My dilemma was unexpectedly resolved when I met Mick Hoare, the son of a friend of Uncle Warren’s. Mick was a few years older than I was—a rangy guy, with black hair and startlingly blue eyes, who had served in the Special Forces and was studying geophysics at Stanford. He was planning to drive to Anchorage for the summer. Did I want to come along, in exchange for chipping in gas money?

On June 21st, we left Woodside in Mick’s Datsun pickup truck. Two days later, at a campsite in McLeese Lake, British Columbia, I wrote in my journal, “A frontier air—miles of forest—undulating seas of it. Many lakes and meadows that look like good moose haunts. Our journey began on the Solstice, so it seems full of portents. Good ones, I hope. Maybe I’ll make my fortune in Alaska.”

The Alaskan economy was booming, but the commodity was oil, not fur; the Trans-Alaska Pipeline had been finished the year before. When we reached Anchorage, after a week on the road, it looked like any other small American city: drab modern buildings that clashed with the wild surroundings, and ticky-tacky suburbs spreading to accommodate newcomers. “The town is raw,” I wrote. “Go-go girls and furriers. Gold plated prospecting pans and gold nugget jewelry.” A statewide fund had been established to use oil revenues to benefit locals—a kind of payoff for the environmental destruction—but it didn’t stop them from resenting the oilmen and the culture they had brought. A bumper sticker on cars around town read “Happiness is a Texan leaving with an Okie on his back.”

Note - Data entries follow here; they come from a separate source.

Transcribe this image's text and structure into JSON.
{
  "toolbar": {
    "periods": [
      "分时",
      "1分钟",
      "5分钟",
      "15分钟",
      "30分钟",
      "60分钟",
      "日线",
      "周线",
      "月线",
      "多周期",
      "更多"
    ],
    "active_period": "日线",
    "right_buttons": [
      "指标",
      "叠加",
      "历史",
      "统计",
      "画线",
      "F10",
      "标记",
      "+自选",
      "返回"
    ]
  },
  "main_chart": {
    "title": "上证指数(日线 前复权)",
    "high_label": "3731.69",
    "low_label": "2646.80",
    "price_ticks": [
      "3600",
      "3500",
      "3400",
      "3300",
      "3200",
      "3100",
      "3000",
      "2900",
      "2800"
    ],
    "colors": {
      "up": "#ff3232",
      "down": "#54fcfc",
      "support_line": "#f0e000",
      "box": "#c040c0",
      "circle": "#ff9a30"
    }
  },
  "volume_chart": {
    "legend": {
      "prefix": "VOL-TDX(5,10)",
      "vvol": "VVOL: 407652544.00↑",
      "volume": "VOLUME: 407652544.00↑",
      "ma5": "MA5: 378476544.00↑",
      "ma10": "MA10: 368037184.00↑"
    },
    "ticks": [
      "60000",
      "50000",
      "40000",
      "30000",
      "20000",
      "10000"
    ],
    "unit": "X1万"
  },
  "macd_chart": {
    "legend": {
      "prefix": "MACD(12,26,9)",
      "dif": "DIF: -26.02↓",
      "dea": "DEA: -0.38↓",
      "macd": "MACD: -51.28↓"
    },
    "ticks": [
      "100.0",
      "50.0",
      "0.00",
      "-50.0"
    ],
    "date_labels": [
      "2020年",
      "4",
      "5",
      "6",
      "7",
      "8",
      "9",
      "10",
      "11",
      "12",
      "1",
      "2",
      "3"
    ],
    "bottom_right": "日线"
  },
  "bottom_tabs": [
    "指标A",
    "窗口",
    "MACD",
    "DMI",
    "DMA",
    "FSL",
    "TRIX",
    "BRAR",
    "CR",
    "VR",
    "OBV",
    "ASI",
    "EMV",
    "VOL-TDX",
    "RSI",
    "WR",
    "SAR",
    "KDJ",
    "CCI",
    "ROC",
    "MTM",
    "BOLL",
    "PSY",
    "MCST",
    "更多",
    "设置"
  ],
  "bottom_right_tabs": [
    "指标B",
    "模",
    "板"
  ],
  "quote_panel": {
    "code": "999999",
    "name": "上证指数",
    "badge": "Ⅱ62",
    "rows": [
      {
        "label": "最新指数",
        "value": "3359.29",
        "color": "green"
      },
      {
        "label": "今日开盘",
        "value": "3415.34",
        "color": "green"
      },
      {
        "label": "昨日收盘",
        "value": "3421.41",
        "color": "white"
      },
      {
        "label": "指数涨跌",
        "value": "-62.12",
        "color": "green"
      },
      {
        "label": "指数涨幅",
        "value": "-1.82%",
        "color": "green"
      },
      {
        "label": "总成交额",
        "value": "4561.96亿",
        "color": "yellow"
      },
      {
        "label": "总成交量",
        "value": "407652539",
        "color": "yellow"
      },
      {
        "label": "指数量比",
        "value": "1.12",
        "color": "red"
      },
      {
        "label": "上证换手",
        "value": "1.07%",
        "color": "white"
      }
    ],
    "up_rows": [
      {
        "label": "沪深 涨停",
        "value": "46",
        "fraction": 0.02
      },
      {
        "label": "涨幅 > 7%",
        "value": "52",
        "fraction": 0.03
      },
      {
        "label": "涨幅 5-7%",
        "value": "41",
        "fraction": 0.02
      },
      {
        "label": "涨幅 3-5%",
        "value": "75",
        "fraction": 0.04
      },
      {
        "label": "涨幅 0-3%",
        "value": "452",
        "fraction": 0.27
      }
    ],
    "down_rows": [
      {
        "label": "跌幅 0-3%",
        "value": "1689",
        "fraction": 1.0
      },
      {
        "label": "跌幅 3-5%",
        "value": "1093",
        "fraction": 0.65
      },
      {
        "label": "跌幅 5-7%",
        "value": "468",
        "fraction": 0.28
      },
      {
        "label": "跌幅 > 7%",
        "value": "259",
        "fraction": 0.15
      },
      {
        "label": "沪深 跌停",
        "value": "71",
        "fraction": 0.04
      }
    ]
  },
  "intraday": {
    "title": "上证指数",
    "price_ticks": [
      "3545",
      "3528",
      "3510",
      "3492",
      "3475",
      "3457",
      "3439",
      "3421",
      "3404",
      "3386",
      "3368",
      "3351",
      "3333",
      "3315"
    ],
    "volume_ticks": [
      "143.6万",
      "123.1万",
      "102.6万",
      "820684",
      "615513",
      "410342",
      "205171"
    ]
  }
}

Andersons supply list
Anderson’s supply list for his journey to Nunivak Island during the summer of 1978.Photograph courtesy the author

Even so, wages were exceptionally high in Alaska; construction was thriving, and that was what had attracted Mick, who was looking to earn money to pay for college. He also had a place to stay, a wooden shack that his older brother owned in Girdwood, a township forty miles south of Anchorage, at the edge of the Kenai Peninsula.